> [ACTION ITEM]
Give back all of the records, exactly and completely.

═══ DATA LISTING

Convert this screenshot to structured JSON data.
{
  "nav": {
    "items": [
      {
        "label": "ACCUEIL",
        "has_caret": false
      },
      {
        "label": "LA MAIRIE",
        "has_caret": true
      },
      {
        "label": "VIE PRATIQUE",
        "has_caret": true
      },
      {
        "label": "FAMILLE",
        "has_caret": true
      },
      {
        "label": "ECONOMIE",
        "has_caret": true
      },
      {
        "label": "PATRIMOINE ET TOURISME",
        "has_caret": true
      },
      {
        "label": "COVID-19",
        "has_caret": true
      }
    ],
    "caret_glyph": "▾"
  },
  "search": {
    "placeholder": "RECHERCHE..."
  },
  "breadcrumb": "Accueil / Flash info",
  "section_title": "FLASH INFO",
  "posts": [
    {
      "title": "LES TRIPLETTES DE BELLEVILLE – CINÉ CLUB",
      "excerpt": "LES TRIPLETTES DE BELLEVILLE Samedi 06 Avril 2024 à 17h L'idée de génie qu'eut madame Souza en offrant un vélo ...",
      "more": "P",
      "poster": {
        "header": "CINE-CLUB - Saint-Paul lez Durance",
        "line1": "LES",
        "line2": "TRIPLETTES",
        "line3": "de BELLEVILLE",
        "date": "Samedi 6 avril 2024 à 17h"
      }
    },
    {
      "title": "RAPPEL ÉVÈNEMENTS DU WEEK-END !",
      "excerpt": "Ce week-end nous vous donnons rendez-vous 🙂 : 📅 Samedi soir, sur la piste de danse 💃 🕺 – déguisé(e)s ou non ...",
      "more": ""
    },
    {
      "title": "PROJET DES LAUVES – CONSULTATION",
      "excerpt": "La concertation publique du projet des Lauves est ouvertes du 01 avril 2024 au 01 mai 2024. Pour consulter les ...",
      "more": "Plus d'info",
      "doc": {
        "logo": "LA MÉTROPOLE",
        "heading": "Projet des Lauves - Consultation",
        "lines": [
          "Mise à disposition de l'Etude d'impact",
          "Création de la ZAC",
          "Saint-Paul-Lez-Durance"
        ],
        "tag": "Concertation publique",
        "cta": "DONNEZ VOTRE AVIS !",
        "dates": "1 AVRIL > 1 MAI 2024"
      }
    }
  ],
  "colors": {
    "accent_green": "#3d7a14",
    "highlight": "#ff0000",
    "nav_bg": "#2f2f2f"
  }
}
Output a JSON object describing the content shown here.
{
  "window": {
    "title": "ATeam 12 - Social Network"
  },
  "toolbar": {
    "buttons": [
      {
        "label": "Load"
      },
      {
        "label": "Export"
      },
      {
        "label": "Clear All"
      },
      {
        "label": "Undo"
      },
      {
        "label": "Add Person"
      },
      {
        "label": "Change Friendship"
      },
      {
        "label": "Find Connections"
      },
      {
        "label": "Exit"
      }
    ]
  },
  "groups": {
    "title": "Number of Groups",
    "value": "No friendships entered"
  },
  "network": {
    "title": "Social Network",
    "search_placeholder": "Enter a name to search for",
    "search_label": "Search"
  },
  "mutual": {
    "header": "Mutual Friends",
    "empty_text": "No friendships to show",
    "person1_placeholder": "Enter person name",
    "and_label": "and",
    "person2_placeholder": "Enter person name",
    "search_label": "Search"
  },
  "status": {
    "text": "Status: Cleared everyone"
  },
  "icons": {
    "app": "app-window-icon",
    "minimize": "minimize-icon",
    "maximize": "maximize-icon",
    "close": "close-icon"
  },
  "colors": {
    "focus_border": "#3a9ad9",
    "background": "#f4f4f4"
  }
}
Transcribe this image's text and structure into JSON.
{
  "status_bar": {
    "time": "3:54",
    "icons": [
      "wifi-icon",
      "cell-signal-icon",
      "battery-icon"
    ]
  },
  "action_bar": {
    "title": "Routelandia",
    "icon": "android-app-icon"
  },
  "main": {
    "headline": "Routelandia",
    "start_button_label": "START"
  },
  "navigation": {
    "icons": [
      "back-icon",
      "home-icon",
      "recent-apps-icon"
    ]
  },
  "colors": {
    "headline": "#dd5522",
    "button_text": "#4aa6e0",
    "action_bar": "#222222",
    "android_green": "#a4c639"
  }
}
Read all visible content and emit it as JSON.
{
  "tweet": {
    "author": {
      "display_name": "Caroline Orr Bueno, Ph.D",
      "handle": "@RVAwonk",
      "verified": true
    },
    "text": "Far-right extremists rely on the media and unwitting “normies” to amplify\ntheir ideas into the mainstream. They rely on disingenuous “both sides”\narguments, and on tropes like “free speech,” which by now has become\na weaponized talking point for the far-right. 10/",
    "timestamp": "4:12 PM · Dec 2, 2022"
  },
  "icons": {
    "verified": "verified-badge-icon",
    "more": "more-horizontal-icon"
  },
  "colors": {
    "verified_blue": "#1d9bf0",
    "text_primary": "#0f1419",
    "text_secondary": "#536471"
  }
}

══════

> [SOLVED PROBLEM]
Convert this screenshot to structured JSON data.
{
  "nav": {
    "items": [
      {
        "label": "ACCUEIL",
        "has_caret": false
      },
      {
        "label": "LA MAIRIE",
        "has_caret": true
      },
      {
        "label": "VIE PRATIQUE",
        "has_caret": true
      },
      {
        "label": "FAMILLE",
        "has_caret": true
      },
      {
        "label": "ECONOMIE",
        "has_caret": true
      },
      {
        "label": "PATRIMOINE ET TOURISME",
        "has_caret": true
      },
      {
        "label": "COVID-19",
        "has_caret": true
      }
    ],
    "caret_glyph": "▾"
  },
  "search": {
    "placeholder": "RECHERCHE..."
  },
  "breadcrumb": "Accueil / Flash info",
  "section_title": "FLASH INFO",
  "posts": [
    {
      "title": "LES TRIPLETTES DE BELLEVILLE – CINÉ CLUB",
      "excerpt": "LES TRIPLETTES DE BELLEVILLE Samedi 06 Avril 2024 à 17h L'idée de génie qu'eut madame Souza en offrant un vélo ...",
      "more": "P",
      "poster": {
        "header": "CINE-CLUB - Saint-Paul lez Durance",
        "line1": "LES",
        "line2": "TRIPLETTES",
        "line3": "de BELLEVILLE",
        "date": "Samedi 6 avril 2024 à 17h"
      }
    },
    {
      "title": "RAPPEL ÉVÈNEMENTS DU WEEK-END !",
      "excerpt": "Ce week-end nous vous donnons rendez-vous 🙂 : 📅 Samedi soir, sur la piste de danse 💃 🕺 – déguisé(e)s ou non ...",
      "more": ""
    },
    {
      "title": "PROJET DES LAUVES – CONSULTATION",
      "excerpt": "La concertation publique du projet des Lauves est ouvertes du 01 avril 2024 au 01 mai 2024. Pour consulter les ...",
      "more": "Plus d'info",
      "doc": {
        "logo": "LA MÉTROPOLE",
        "heading": "Projet des Lauves - Consultation",
        "lines": [
          "Mise à disposition de l'Etude d'impact",
          "Création de la ZAC",
          "Saint-Paul-Lez-Durance"
        ],
        "tag": "Concertation publique",
        "cta": "DONNEZ VOTRE AVIS !",
        "dates": "1 AVRIL > 1 MAI 2024"
      }
    }
  ],
  "colors": {
    "accent_green": "#3d7a14",
    "highlight": "#ff0000",
    "nav_bg": "#2f2f2f"
  }
}
Output a JSON object describing the content shown here.
{
  "window": {
    "title": "ATeam 12 - Social Network"
  },
  "toolbar": {
    "buttons": [
      {
        "label": "Load"
      },
      {
        "label": "Export"
      },
      {
        "label": "Clear All"
      },
      {
        "label": "Undo"
      },
      {
        "label": "Add Person"
      },
      {
        "label": "Change Friendship"
      },
      {
        "label": "Find Connections"
      },
      {
        "label": "Exit"
      }
    ]
  },
  "groups": {
    "title": "Number of Groups",
    "value": "No friendships entered"
  },
  "network": {
    "title": "Social Network",
    "search_placeholder": "Enter a name to search for",
    "search_label": "Search"
  },
  "mutual": {
    "header": "Mutual Friends",
    "empty_text": "No friendships to show",
    "person1_placeholder": "Enter person name",
    "and_label": "and",
    "person2_placeholder": "Enter person name",
    "search_label": "Search"
  },
  "status": {
    "text": "Status: Cleared everyone"
  },
  "icons": {
    "app": "app-window-icon",
    "minimize": "minimize-icon",
    "maximize": "maximize-icon",
    "close": "close-icon"
  },
  "colors": {
    "focus_border": "#3a9ad9",
    "background": "#f4f4f4"
  }
}
Transcribe this image's text and structure into JSON.
{
  "status_bar": {
    "time": "3:54",
    "icons": [
      "wifi-icon",
      "cell-signal-icon",
      "battery-icon"
    ]
  },
  "action_bar": {
    "title": "Routelandia",
    "icon": "android-app-icon"
  },
  "main": {
    "headline": "Routelandia",
    "start_button_label": "START"
  },
  "navigation": {
    "icons": [
      "back-icon",
      "home-icon",
      "recent-apps-icon"
    ]
  },
  "colors": {
    "headline": "#dd5522",
    "button_text": "#4aa6e0",
    "action_bar": "#222222",
    "android_green": "#a4c639"
  }
}
Read all visible content and emit it as JSON.
{
  "tweet": {
    "author": {
      "display_name": "Caroline Orr Bueno, Ph.D",
      "handle": "@RVAwonk",
      "verified": true
    },
    "text": "Far-right extremists rely on the media and unwitting “normies” to amplify\ntheir ideas into the mainstream. They rely on disingenuous “both sides”\narguments, and on tropes like “free speech,” which by now has become\na weaponized talking point for the far-right. 10/",
    "timestamp": "4:12 PM · Dec 2, 2022"
  },
  "icons": {
    "verified": "verified-badge-icon",
    "more": "more-horizontal-icon"
  },
  "colors": {
    "verified_blue": "#1d9bf0",
    "text_primary": "#0f1419",
    "text_secondary": "#536471"
  }
}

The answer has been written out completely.